Material provided Start Marker

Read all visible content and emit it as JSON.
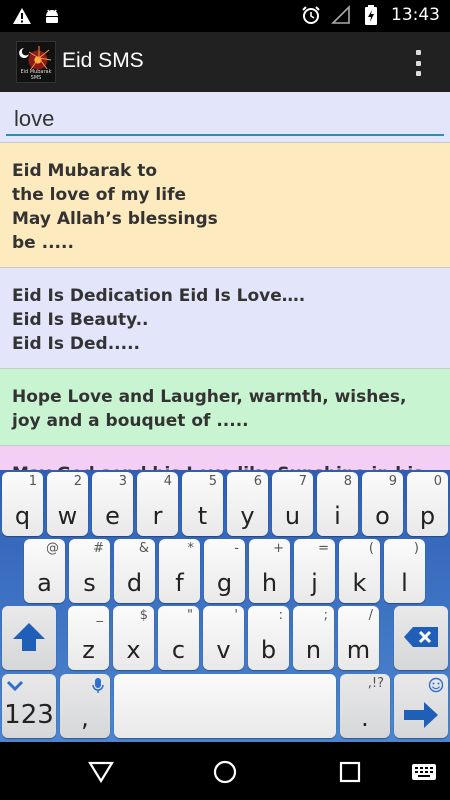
{
  "status_bar": {
    "time": "13:43",
    "left_icons": [
      "warning-icon",
      "android-debug-icon"
    ],
    "right_icons": [
      "alarm-icon",
      "signal-icon",
      "battery-charging-icon"
    ]
  },
  "app": {
    "title": "Eid SMS",
    "logo_text": "Eid Mubarak SMS"
  },
  "search": {
    "value": "love",
    "placeholder": ""
  },
  "sms_list": [
    {
      "text": "Eid Mubarak to\nthe love of my life\nMay Allah’s blessings\nbe .....",
      "bg": "#fdebbf"
    },
    {
      "text": "Eid Is Dedication Eid Is Love….\nEid Is Beauty..\nEid Is Ded.....",
      "bg": "#e3e6fb"
    },
    {
      "text": "Hope Love and Laugher, warmth, wishes,\njoy and a bouquet of .....",
      "bg": "#c8f4d1"
    },
    {
      "text": "May God send his Love like Sunshine in his",
      "bg": "#f3cff5"
    }
  ],
  "keyboard": {
    "row1": [
      {
        "k": "q",
        "s": "1"
      },
      {
        "k": "w",
        "s": "2"
      },
      {
        "k": "e",
        "s": "3"
      },
      {
        "k": "r",
        "s": "4"
      },
      {
        "k": "t",
        "s": "5"
      },
      {
        "k": "y",
        "s": "6"
      },
      {
        "k": "u",
        "s": "7"
      },
      {
        "k": "i",
        "s": "8"
      },
      {
        "k": "o",
        "s": "9"
      },
      {
        "k": "p",
        "s": "0"
      }
    ],
    "row2": [
      {
        "k": "a",
        "s": "@"
      },
      {
        "k": "s",
        "s": "#"
      },
      {
        "k": "d",
        "s": "&"
      },
      {
        "k": "f",
        "s": "*"
      },
      {
        "k": "g",
        "s": "-"
      },
      {
        "k": "h",
        "s": "+"
      },
      {
        "k": "j",
        "s": "="
      },
      {
        "k": "k",
        "s": "("
      },
      {
        "k": "l",
        "s": ")"
      }
    ],
    "row3": [
      {
        "k": "z",
        "s": "_"
      },
      {
        "k": "x",
        "s": "$"
      },
      {
        "k": "c",
        "s": "\""
      },
      {
        "k": "v",
        "s": "'"
      },
      {
        "k": "b",
        "s": ":"
      },
      {
        "k": "n",
        "s": ";"
      },
      {
        "k": "m",
        "s": "/"
      }
    ],
    "numbers_label": "123",
    "comma_label": ",",
    "period_label": ".",
    "period_sub": ",!?",
    "icons": {
      "shift": "shift-arrow-icon",
      "delete": "backspace-icon",
      "mic": "microphone-icon",
      "swiftkey": "swiftkey-logo-icon",
      "enter": "enter-arrow-icon",
      "emoji": "emoji-icon"
    },
    "accent_color": "#1f5fb8"
  },
  "nav_bar": {
    "icons": [
      "back-triangle-icon",
      "home-circle-icon",
      "recents-square-icon",
      "keyboard-switch-icon"
    ]
  }
}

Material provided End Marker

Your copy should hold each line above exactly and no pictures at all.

Read all visible content and emit it as JSON.
{
  "status_bar": {
    "time": "13:43",
    "left_icons": [
      "warning-icon",
      "android-debug-icon"
    ],
    "right_icons": [
      "alarm-icon",
      "signal-icon",
      "battery-charging-icon"
    ]
  },
  "app": {
    "title": "Eid SMS",
    "logo_text": "Eid Mubarak SMS"
  },
  "search": {
    "value": "love",
    "placeholder": ""
  },
  "sms_list": [
    {
      "text": "Eid Mubarak to\nthe love of my life\nMay Allah’s blessings\nbe .....",
      "bg": "#fdebbf"
    },
    {
      "text": "Eid Is Dedication Eid Is Love….\nEid Is Beauty..\nEid Is Ded.....",
      "bg": "#e3e6fb"
    },
    {
      "text": "Hope Love and Laugher, warmth, wishes,\njoy and a bouquet of .....",
      "bg": "#c8f4d1"
    },
    {
      "text": "May God send his Love like Sunshine in his",
      "bg": "#f3cff5"
    }
  ],
  "keyboard": {
    "row1": [
      {
        "k": "q",
        "s": "1"
      },
      {
        "k": "w",
        "s": "2"
      },
      {
        "k": "e",
        "s": "3"
      },
      {
        "k": "r",
        "s": "4"
      },
      {
        "k": "t",
        "s": "5"
      },
      {
        "k": "y",
        "s": "6"
      },
      {
        "k": "u",
        "s": "7"
      },
      {
        "k": "i",
        "s": "8"
      },
      {
        "k": "o",
        "s": "9"
      },
      {
        "k": "p",
        "s": "0"
      }
    ],
    "row2": [
      {
        "k": "a",
        "s": "@"
      },
      {
        "k": "s",
        "s": "#"
      },
      {
        "k": "d",
        "s": "&"
      },
      {
        "k": "f",
        "s": "*"
      },
      {
        "k": "g",
        "s": "-"
      },
      {
        "k": "h",
        "s": "+"
      },
      {
        "k": "j",
        "s": "="
      },
      {
        "k": "k",
        "s": "("
      },
      {
        "k": "l",
        "s": ")"
      }
    ],
    "row3": [
      {
        "k": "z",
        "s": "_"
      },
      {
        "k": "x",
        "s": "$"
      },
      {
        "k": "c",
        "s": "\""
      },
      {
        "k": "v",
        "s": "'"
      },
      {
        "k": "b",
        "s": ":"
      },
      {
        "k": "n",
        "s": ";"
      },
      {
        "k": "m",
        "s": "/"
      }
    ],
    "numbers_label": "123",
    "comma_label": ",",
    "period_label": ".",
    "period_sub": ",!?",
    "icons": {
      "shift": "shift-arrow-icon",
      "delete": "backspace-icon",
      "mic": "microphone-icon",
      "swiftkey": "swiftkey-logo-icon",
      "enter": "enter-arrow-icon",
      "emoji": "emoji-icon"
    },
    "accent_color": "#1f5fb8"
  },
  "nav_bar": {
    "icons": [
      "back-triangle-icon",
      "home-circle-icon",
      "recents-square-icon",
      "keyboard-switch-icon"
    ]
  }
}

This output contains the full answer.